- The one route of the airport to the capital is rather like US 1 – going down each town’s main street. A well-paved bypass road is in the works. Wonder if the economic impact on the small towns will be as severe as the advent of the Interstate system was in the US
- Hard to know what to explain and what people know because they do it too. I made a bit of an idiot of myself explaining to my driver Pascal while were were on that Entebbe to Kampala road how US highways had multiple lanes, curbs, closed sewers, and sidewalks, explaining these things as if they’d be rather novel. I then saw all those things once we reached Kampala.
- I’m a complete neophyte when it comes to how cell phones and internet works in other countries – in that respect, these people are more tech savvy than me
- It’s weird having such throughout access to the outside world while in a developing country. I think back to my time in Mexico in high school where I got once phone call home after 3 weeks without contact, or even Mongolia where I had to trudge through the snow to a nearby internet cafe. Here, I just pick up my phone and message people halfway around the world and read their status updates as if I’d never left.
- Saw a woman signal to her friend across the shuttle bus not to talk so loudly
- It seems like at least a third of the passengers on my flight from New York to Brussels were African (judging from the women’s clothes) or Israeli (judging from the Hebrew)
- I was even more surprised that the flight to Uganda was mostly Mzungu

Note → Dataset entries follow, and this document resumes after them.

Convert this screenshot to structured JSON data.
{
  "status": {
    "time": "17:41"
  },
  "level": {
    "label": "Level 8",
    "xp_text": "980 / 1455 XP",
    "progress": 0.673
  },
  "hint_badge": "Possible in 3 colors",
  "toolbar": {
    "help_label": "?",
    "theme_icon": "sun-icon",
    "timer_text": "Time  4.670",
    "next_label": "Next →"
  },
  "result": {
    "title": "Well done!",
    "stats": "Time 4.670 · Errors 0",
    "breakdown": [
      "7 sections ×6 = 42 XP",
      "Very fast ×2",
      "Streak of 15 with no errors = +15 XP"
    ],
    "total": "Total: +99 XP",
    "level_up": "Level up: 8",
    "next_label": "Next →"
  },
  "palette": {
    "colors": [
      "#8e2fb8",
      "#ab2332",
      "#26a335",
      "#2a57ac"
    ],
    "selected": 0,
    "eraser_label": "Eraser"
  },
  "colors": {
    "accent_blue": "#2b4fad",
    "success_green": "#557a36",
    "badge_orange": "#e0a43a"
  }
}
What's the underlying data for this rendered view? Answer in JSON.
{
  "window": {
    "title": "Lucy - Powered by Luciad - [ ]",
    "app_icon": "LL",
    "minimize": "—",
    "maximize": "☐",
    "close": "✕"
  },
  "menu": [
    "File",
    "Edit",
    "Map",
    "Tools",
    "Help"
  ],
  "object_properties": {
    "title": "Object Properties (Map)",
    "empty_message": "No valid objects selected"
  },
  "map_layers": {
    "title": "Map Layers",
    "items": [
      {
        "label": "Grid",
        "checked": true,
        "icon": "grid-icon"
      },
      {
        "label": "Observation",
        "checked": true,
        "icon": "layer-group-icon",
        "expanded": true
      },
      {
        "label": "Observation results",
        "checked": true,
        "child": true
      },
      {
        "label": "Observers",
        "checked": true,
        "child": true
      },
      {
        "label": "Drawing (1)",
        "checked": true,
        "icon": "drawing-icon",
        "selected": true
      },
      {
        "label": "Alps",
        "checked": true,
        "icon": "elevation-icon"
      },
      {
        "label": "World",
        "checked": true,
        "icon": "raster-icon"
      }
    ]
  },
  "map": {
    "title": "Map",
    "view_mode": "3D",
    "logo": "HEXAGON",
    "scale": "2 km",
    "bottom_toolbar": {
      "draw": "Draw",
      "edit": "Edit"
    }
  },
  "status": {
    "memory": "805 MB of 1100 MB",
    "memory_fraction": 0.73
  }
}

Also, this is neither here nor there, but JFK International Airport, where I changed planes, is located in part of Queens called Jamaica. I was somewhat amused to note the most of the employees I interacted with there had Caribbean (most likely, Jamaican) accents. Coincidence?